2024 ICD-10-CM Diagnosis Code D30.22
Benign neoplasm of left ureter
The following clinical terms are approximate synonyms or lay terms that might be used to identify the correct diagnosis code:
- Benign neoplasm of left ureter
- Benign neoplasm of ureter
Clinical Category is Benign neoplasms
- CCSR Category Code: NEO073
- Inpatient Default CCSR: Y - Yes, default inpatient assignment for principal diagnosis or first-listed diagnosis.
- Outpatient Default CCSR: Y - Yes, default outpatient assignment for principal diagnosis or first-listed diagnosis.
Table of Neoplasms
The parent code D30.2 of the current diagnosis code is referenced in the table of neoplasms by anatomical site. For each site there are six possible code numbers according to whether the neoplasm in question is malignant, benign, in situ, of uncertain behavior, or of unspecified nature. The description of the neoplasm will often indicate which of the six columns is appropriate.
Where such descriptors are not present, the remainder of the Index should be consulted where guidance is given to the appropriate column for each morphological (histological) variety listed. However, the guidance in the Index can be overridden if one of the descriptors mentioned above is present.
Tumors are abnormal growths in your body. They can be either benign or malignant. Benign tumors aren't cancer.

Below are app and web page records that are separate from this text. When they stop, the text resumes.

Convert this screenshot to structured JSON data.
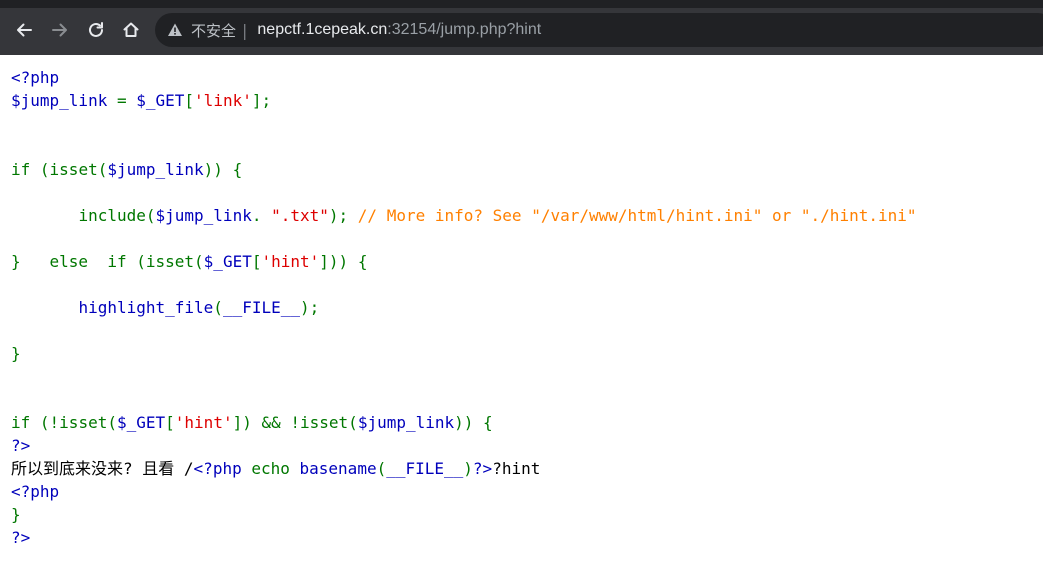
{
  "browser": {
    "back_icon": "arrow-left-icon",
    "forward_icon": "arrow-right-icon",
    "reload_icon": "reload-icon",
    "home_icon": "home-icon",
    "security_label": "不安全",
    "url_host": "nepctf.1cepeak.cn",
    "url_rest": ":32154/jump.php?hint"
  },
  "colors": {
    "default": "#0000BB",
    "keyword": "#007700",
    "string": "#DD0000",
    "comment": "#FF8000",
    "html": "#000000"
  },
  "source": {
    "l1": {
      "t0": "<?php"
    },
    "l2": {
      "t0": "$jump_link ",
      "t1": "= ",
      "t2": "$_GET",
      "t3": "[",
      "t4": "'link'",
      "t5": "];"
    },
    "l5": {
      "t0": "if ",
      "t1": "(isset(",
      "t2": "$jump_link",
      "t3": ")) ",
      "t4": "{"
    },
    "l7": {
      "indent": "       ",
      "t0": "include(",
      "t1": "$jump_link",
      "t2": ". ",
      "t3": "\".txt\"",
      "t4": "); ",
      "t5": "// More info? See \"/var/www/html/hint.ini\" or \"./hint.ini\""
    },
    "l9": {
      "t0": "}   else  if ",
      "t1": "(isset(",
      "t2": "$_GET",
      "t3": "[",
      "t4": "'hint'",
      "t5": "])) ",
      "t6": "{"
    },
    "l11": {
      "indent": "       ",
      "t0": "highlight_file",
      "t1": "(",
      "t2": "__FILE__",
      "t3": ");"
    },
    "l13": {
      "t0": "}"
    },
    "l16": {
      "t0": "if ",
      "t1": "(!isset(",
      "t2": "$_GET",
      "t3": "[",
      "t4": "'hint'",
      "t5": "]) && !isset(",
      "t6": "$jump_link",
      "t7": ")) ",
      "t8": "{"
    },
    "l17": {
      "t0": "?>"
    },
    "l18": {
      "t0": "所以到底来没来? 且看 /",
      "t1": "<?php ",
      "t2": "echo ",
      "t3": "basename",
      "t4": "(",
      "t5": "__FILE__",
      "t6": ")",
      "t7": "?>",
      "t8": "?hint"
    },
    "l19": {
      "t0": "<?php"
    },
    "l20": {
      "t0": "}"
    },
    "l21": {
      "t0": "?>"
    }
  }
}
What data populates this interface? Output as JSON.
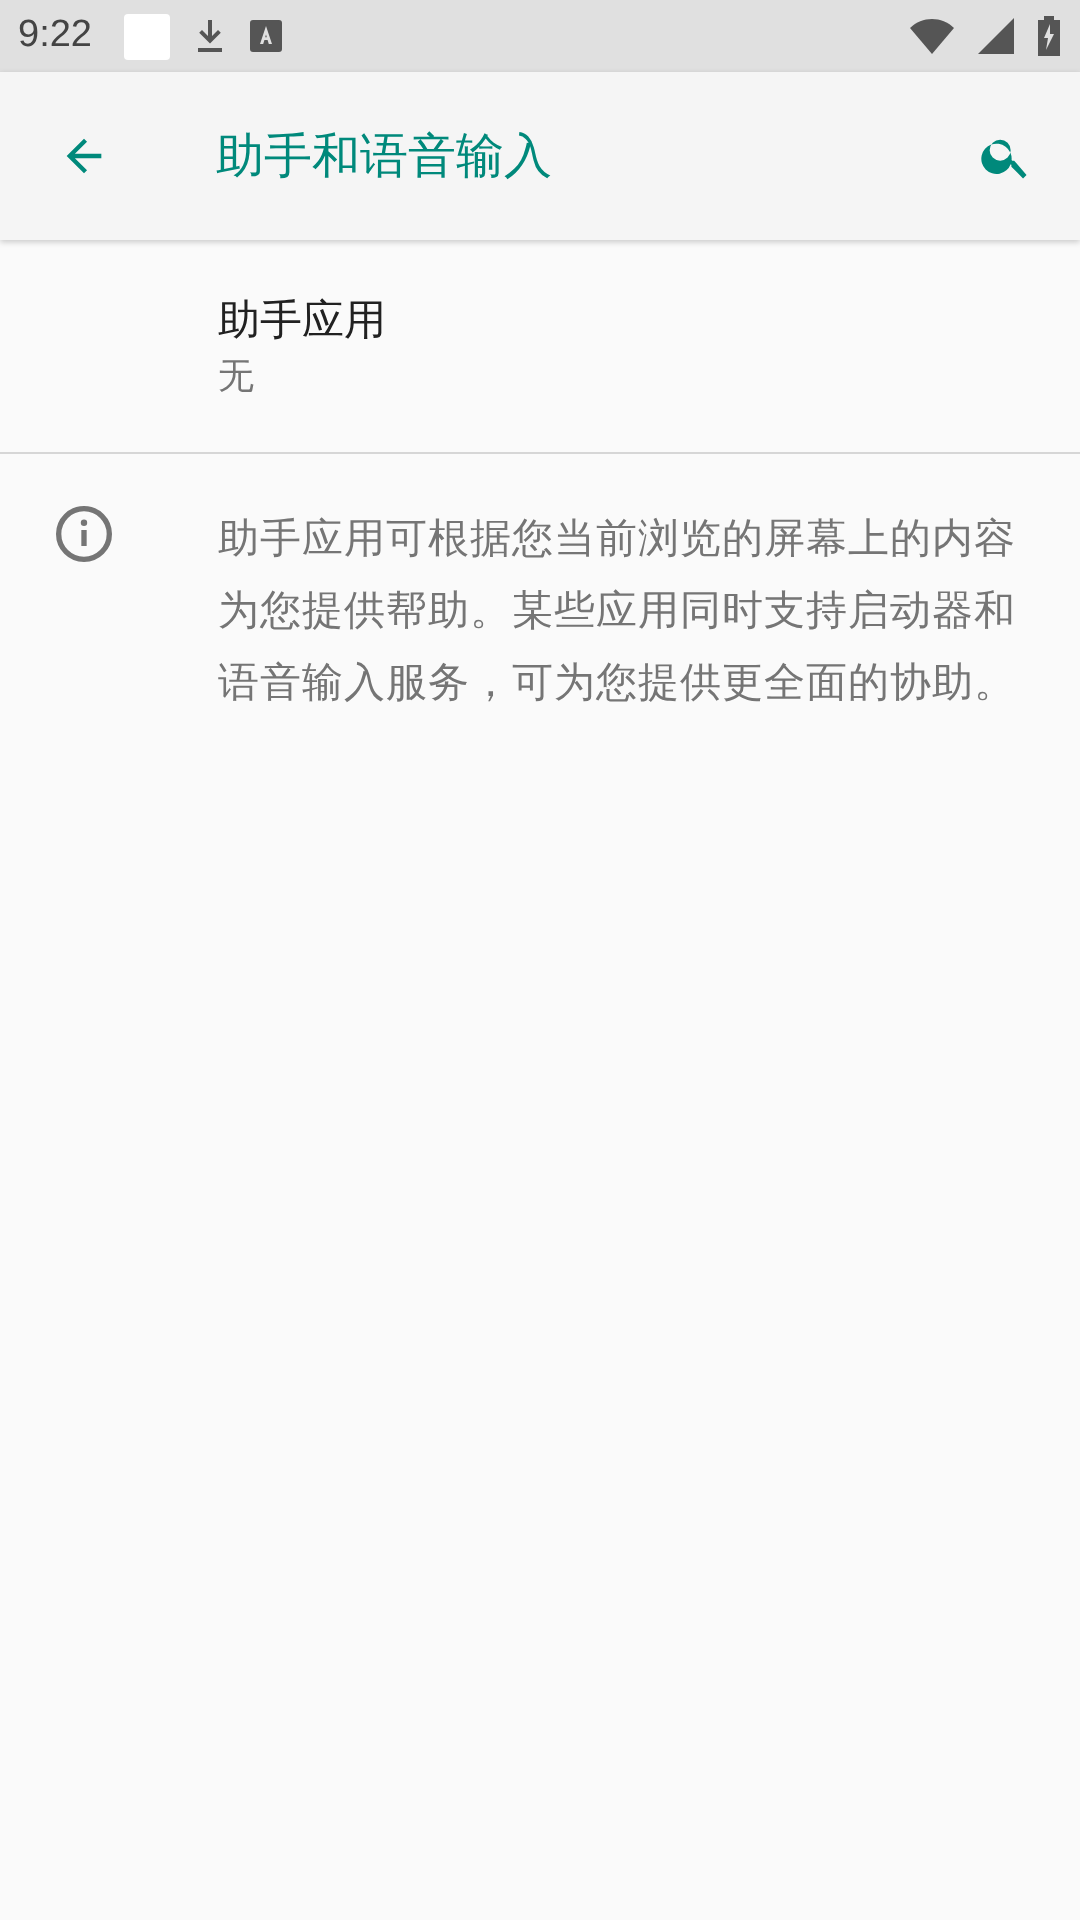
{
  "status_bar": {
    "time": "9:22"
  },
  "app_bar": {
    "title": "助手和语音输入"
  },
  "settings": [
    {
      "title": "助手应用",
      "summary": "无"
    }
  ],
  "footer": {
    "text": "助手应用可根据您当前浏览的屏幕上的内容为您提供帮助。某些应用同时支持启动器和语音输入服务，可为您提供更全面的协助。"
  }
}
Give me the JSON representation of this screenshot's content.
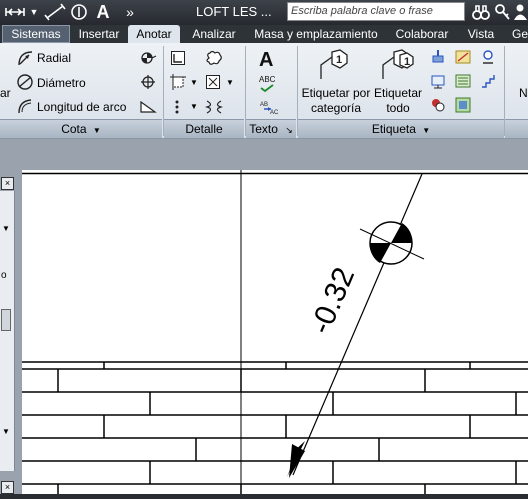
{
  "titlebar": {
    "title": "LOFT LES ...",
    "search_placeholder": "Escriba palabra clave o frase",
    "text_style_glyph": "A",
    "overflow_glyph": "»"
  },
  "tabs": [
    "Sistemas",
    "Insertar",
    "Anotar",
    "Analizar",
    "Masa y emplazamiento",
    "Colaborar",
    "Vista",
    "Ge"
  ],
  "active_tab": "Anotar",
  "ribbon": {
    "cota": {
      "items": [
        "Radial",
        "Diámetro",
        "Longitud de arco"
      ],
      "clipped_item": "ar",
      "footer": "Cota"
    },
    "detalle": {
      "footer": "Detalle"
    },
    "texto": {
      "big_glyph": "A",
      "spell_glyph": "ABC",
      "footer": "Texto"
    },
    "etiqueta": {
      "buttons": [
        "Etiquetar por categoría",
        "Etiquetar todo"
      ],
      "tag_number": "1",
      "clipped_item": "N",
      "footer": "Etiqueta"
    }
  },
  "palette": {
    "close_glyph": "×",
    "clipped_letter": "o"
  },
  "drawing": {
    "elevation_label": "-0.32"
  },
  "colors": {
    "titlebar": "#2a2e33",
    "ribbon": "#e4e9ef",
    "active_tab": "#dfe5ec",
    "canvas": "#ffffff",
    "view_background": "#9aa3ad"
  }
}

Malignant ones are. Benign tumors grow only in one place. They cannot spread or invade other parts of your body. Even so, they can be dangerous if they press on vital organs, such as your brain.
Tumors are made up of extra cells. Normally, cells grow and divide to form new cells as your body needs them. When cells grow old, they die, and new cells take their place. Sometimes, this process goes wrong. New cells form when your body does not need them, and old cells do not die when they should. These extra cells can divide without stopping and may form tumor.
Treatment often involves surgery. Benign tumors usually don't grow back.
NIH: National Cancer Institute
[Learn More in MedlinePlus]
Your kidneys make urine by filtering wastes and extra water from your blood. The urine travels from the kidneys to the bladder in two thin tubes called ureters.
The ureters are about 8 to 10 inches long. Muscles in the ureter walls tighten and relax to force urine down and away from the kidneys. Small amounts of urine flow from the ureters into the bladder about every 10 to 15 seconds.
Sometimes the ureters can become blocked or injured. This can block the flow of urine to the bladder. If urine stands still or backs up the ureter, you may get a urinary tract infections.
Doctors diagnose problems with the ureters using different tests. These include urine tests, x-rays, and examination of the ureter with a scope called a cystoscope. Treatment depends on the cause of the problem. It may include medicines and, in severe cases, surgery.
NIH: National Institute of Diabetes and Digestive and Kidney Diseases
[Learn More in MedlinePlus]
- FY 2024 - No Change, effective from 10/1/2023 through 9/30/2024
- FY 2023 - No Change, effective from 10/1/2022 through 9/30/2023
- FY 2022 - No Change, effective from 10/1/2021 through 9/30/2022
- FY 2021 - No Change, effective from 10/1/2020 through 9/30/2021
- FY 2020 - No Change, effective from 10/1/2019 through 9/30/2020
- FY 2019 - No Change, effective from 10/1/2018 through 9/30/2019
- FY 2018 - No Change, effective from 10/1/2017 through 9/30/2018
- FY 2017 - No Change, effective from 10/1/2016 through 9/30/2017
- FY 2016 - New Code, effective from 10/1/2015 through 9/30/2016. This was the first year ICD-10-CM was implemented into the HIPAA code set.
 Not chronic - A diagnosis code that does not fit the criteria for chronic condition (duration, ongoing medical treatment, and limitations) is considered not chronic. Some codes designated as not chronic are acute conditions. Other diagnosis codes that indicate a possible chronic condition, but for which the duration of the illness is not specified in the code description (i.e., we do not know the condition has lasted 12 months or longer) also are considered not chronic.